The cabinets are teamed with Copper Legnio granite countertops, while the island bar top is a solid, single piece of walnut. This wood also appears as an accent on display cabinetry opposite.
"The walnut helps to warm the kitchen visually," says Miller. "For the same reason, the custom hood above the large range has a warm patina. This comes from eight coats of wax over Venetian plaster.
Miller says the large size of the hood is a response to the scale of the space.
"Because it is so big, we needed something substantial to hold up that end of the room. The mantel and corbels were specially crafted to complement the cast stone that appears throughout the house."
Miller introduced a bar cabinet, which has two refrigerator drawers for drinks, an icemaker and a wine captain. Glassware is displayed behind leaded glass doors in the mirror-backed cabinets above.
The vaulted ceilings were recoated with a rust-brown Venetian plaster, and one also features gold stenciling.
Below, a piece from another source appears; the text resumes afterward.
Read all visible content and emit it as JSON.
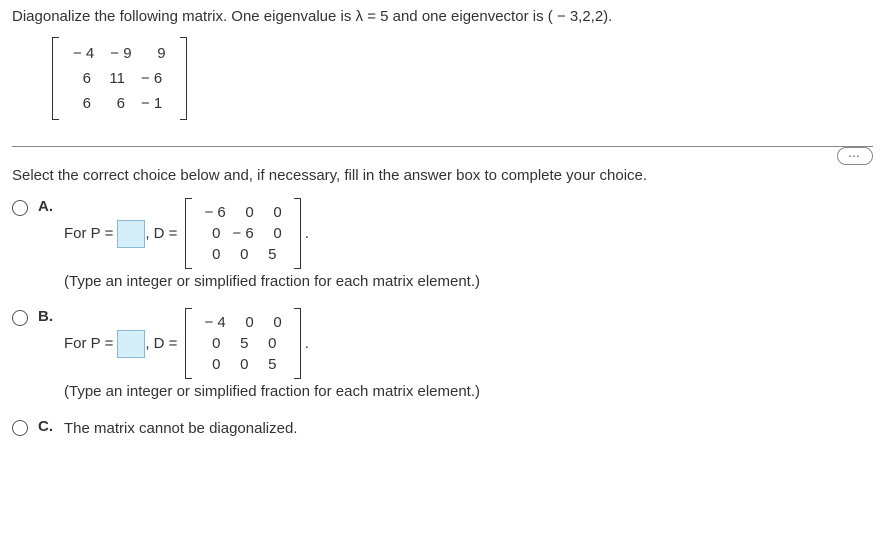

The vaulted elements are illuminated, which amplifies the warm rusty tones.
The columns were soda blasted to remove the original "prison gray" and now have a decorative faux paint finish that is an appropriate backdrop to the formal dining area.
|Architect||Terry Tracy, Terry Tracy Architect (Napa, CA)|
|Interior and kitchen designer||Terri Miller, Grace Miller Interiors|
|Cabinet company||Walden & Co|
|Cabinetry||Wood with distressed finish, handpainted custom glaze from Becker Acroma Coatings|
|Leaded glass artist||Pat McCoy|
|Mirror, glass shelving||Décor Glass|
|Hardware||Cabinet hardware by Robert Schaub; Corinthian and Ancient Bronze hardware from Belmont Hardware; door hardware by Rocky Mountain|
|Countertops||Copper Legnio granite fabricated by Surface Art; solid walnut bar top features WaterLox coatings|
|Backsplash||Bronze Rocky Mountain tile laid by Bob Spoor Masonry & Tile|
|Wall tiles||Bronze from Rocky Mountain|
|Doors and windows||Marvin|
|Bar stools and dining furniture||Baker|
|Lighting||Thern Electric; lanterns and chandelier by Ebanista|
|Sink and faucets||Rocky Mountain solid cast bronze|
|Oven and cooktop||Wolf|
|Ventilation||Wolf customized by Bell Products; decorative hood fabricated by Ellis Construction with plaster and decorative paint by Caroline Lizarraga|
|Dishwashers||Fisher & Paykel|